What the exercise asks: Reproduce each of the following records without any deviation.
□ □ □ □
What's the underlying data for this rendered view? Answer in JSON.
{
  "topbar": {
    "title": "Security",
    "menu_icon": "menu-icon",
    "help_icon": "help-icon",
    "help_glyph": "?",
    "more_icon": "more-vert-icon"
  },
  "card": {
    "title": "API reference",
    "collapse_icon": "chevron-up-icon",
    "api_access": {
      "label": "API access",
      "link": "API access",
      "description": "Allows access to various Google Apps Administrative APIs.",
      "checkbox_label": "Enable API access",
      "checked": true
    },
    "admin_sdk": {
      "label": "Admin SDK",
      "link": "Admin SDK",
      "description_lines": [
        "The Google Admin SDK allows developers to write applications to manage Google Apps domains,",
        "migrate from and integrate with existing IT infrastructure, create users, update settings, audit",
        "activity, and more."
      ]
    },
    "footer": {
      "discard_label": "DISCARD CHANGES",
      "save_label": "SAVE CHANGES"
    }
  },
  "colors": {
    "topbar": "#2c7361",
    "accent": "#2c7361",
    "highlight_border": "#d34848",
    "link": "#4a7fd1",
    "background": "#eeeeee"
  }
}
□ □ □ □
Result for this task:
What's the underlying data for this rendered view? Answer in JSON.
{
  "topbar": {
    "title": "Security",
    "menu_icon": "menu-icon",
    "help_icon": "help-icon",
    "help_glyph": "?",
    "more_icon": "more-vert-icon"
  },
  "card": {
    "title": "API reference",
    "collapse_icon": "chevron-up-icon",
    "api_access": {
      "label": "API access",
      "link": "API access",
      "description": "Allows access to various Google Apps Administrative APIs.",
      "checkbox_label": "Enable API access",
      "checked": true
    },
    "admin_sdk": {
      "label": "Admin SDK",
      "link": "Admin SDK",
      "description_lines": [
        "The Google Admin SDK allows developers to write applications to manage Google Apps domains,",
        "migrate from and integrate with existing IT infrastructure, create users, update settings, audit",
        "activity, and more."
      ]
    },
    "footer": {
      "discard_label": "DISCARD CHANGES",
      "save_label": "SAVE CHANGES"
    }
  },
  "colors": {
    "topbar": "#2c7361",
    "accent": "#2c7361",
    "highlight_border": "#d34848",
    "link": "#4a7fd1",
    "background": "#eeeeee"
  }
}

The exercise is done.